Are you planning a trip away in the UK this summer? Whether you've booked a beach bolthole, a rural retreat or a couple of nights under canvas, for your little one, it is more than likely that staying somewhere that isn't their own home will be quite an alien concept after the last 15 months of you know what. To minimise the chances of them being totally overwhelmed on your holiday this year (and hopefully make your break as relaxing as possible), here are a few things to think about ...
Choosing where to go ...
How will you travel? Car? Train? Fly? Sail? - If you are not taking your car then obviously how much you can take with you will be limited so your choice of accommodation needs particular consideration in terms of what equipment will be there for you to use.
How long a journey do you want? Generally, young children and babies shouldn't be in their car seats for very long periods so consider the distance and how practical it will be to stop for breaks.
If your child sleeps well in the car you can probably go further with just one stop for nappy change/feed etc.
If your little one doesn't like the car, maybe go closer to home or find somewhere you can check into late so you can travel after bedtime.
If your child is at the stage where 'danger naps' are a thing, avoid a destination which means you will be in the car at the crucial time when you don't want them to sleep.
If your baby is over 12 months or so, and likes to be busy exploring new places, look for destinations which offer options for all weathers such as indoor pools, soft play etc as well as outdoor attractions and spaces.
Sounds obvious but pick somewhere YOU want to go - holidays should be fun for everyone and you definitely deserve to have some adult treats as well as making it fun for your little one.
What sort of accommodation?
Hotels and B&Bs will give you a complete break from boring stuff like cooking etc and, with a small baby who sleeps beside you, are a great option for a bit of a treat.
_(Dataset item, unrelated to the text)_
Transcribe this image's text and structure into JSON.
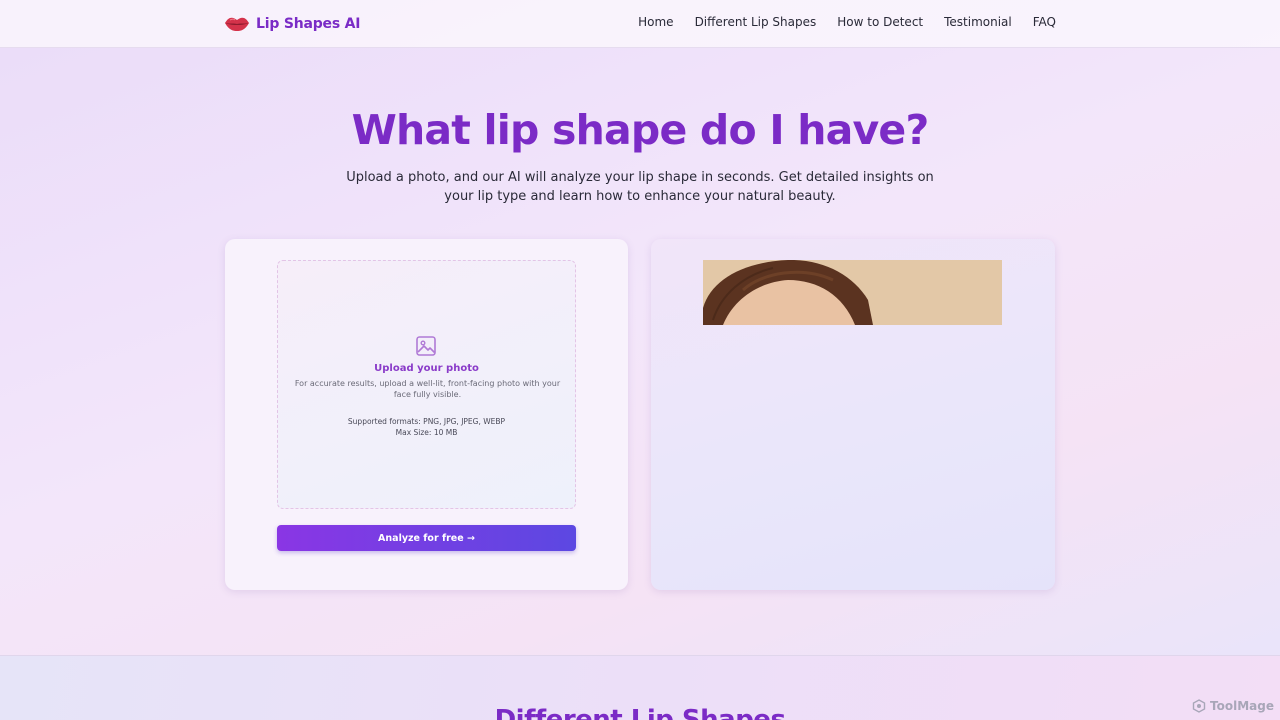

However, with toddlers, you might struggle having them in a room with you the whole time, especially once bedtime arrives and you have to sit in darkness/silence! Some hotels offer adjoining rooms which may be a good compromise. It's also worth considering whether the hotel offers babysitting or a listening service if that's something you might use. If it's a small hotel you might also be able to use your baby monitor from home if you want to pop down to the restaurant once your little one is asleep. Mealtimes may also be restricted to specific times and it is worth also checking the menu to see if they offer a good range of foods your child will actually eat!
Self catering accommodation like cottages, apartments etc give you the freedom to follow a similar routine as at home and many will provide things like high chairs, cots, stair gates, child-friendly cups plates etc, even toys. Most places will state if they